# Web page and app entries
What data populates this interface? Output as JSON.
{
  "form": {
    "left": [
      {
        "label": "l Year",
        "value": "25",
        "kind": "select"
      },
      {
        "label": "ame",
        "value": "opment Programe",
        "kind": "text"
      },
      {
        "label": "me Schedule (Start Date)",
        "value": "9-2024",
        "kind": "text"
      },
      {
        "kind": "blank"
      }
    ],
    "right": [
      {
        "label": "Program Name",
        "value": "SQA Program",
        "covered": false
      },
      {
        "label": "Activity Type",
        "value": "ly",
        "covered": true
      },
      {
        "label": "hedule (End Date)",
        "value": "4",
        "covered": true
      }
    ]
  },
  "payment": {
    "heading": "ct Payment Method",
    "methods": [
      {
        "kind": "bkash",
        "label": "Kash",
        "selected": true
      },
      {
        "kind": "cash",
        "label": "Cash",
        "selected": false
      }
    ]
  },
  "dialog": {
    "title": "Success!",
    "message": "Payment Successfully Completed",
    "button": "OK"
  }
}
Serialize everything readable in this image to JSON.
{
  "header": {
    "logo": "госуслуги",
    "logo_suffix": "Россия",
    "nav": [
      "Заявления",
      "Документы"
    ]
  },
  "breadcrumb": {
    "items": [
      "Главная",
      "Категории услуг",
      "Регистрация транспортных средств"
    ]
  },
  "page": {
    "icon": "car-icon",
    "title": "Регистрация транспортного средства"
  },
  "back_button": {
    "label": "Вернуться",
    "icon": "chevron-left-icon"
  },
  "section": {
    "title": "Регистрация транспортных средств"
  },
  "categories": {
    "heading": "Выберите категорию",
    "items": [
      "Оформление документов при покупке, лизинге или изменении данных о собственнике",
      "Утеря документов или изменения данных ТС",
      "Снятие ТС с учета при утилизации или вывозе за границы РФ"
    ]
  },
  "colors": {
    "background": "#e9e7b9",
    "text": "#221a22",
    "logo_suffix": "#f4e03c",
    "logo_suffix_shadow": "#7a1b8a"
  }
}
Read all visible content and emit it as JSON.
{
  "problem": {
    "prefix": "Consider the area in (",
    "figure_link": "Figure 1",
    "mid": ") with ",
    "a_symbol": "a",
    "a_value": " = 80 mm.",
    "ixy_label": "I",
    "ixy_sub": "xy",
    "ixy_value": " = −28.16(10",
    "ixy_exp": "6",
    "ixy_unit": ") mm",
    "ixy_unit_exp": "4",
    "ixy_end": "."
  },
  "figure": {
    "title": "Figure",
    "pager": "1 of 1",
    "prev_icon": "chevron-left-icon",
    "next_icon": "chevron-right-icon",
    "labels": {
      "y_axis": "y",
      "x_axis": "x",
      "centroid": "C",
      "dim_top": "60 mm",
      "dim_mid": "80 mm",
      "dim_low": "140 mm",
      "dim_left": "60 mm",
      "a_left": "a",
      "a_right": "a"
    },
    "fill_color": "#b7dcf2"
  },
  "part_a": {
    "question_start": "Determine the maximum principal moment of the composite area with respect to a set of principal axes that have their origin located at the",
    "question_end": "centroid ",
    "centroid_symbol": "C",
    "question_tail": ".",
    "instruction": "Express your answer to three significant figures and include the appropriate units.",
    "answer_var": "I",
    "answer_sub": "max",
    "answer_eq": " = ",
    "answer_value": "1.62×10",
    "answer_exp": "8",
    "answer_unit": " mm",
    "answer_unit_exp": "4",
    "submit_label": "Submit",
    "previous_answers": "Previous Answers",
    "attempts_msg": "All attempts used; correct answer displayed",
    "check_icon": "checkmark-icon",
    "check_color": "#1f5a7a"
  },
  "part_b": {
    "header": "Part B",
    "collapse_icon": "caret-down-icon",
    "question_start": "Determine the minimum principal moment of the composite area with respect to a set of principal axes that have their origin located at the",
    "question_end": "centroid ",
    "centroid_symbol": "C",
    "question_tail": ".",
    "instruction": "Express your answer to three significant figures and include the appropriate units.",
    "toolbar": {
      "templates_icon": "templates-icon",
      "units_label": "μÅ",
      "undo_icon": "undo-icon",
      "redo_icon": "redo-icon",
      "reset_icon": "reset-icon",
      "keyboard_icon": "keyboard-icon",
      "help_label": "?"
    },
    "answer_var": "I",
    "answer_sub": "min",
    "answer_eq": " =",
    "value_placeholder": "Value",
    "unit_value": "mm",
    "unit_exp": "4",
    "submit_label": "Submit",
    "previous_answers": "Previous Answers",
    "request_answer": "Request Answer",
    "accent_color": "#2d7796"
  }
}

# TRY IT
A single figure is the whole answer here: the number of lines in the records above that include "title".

# ANSWER TO THIS PROBLEM
4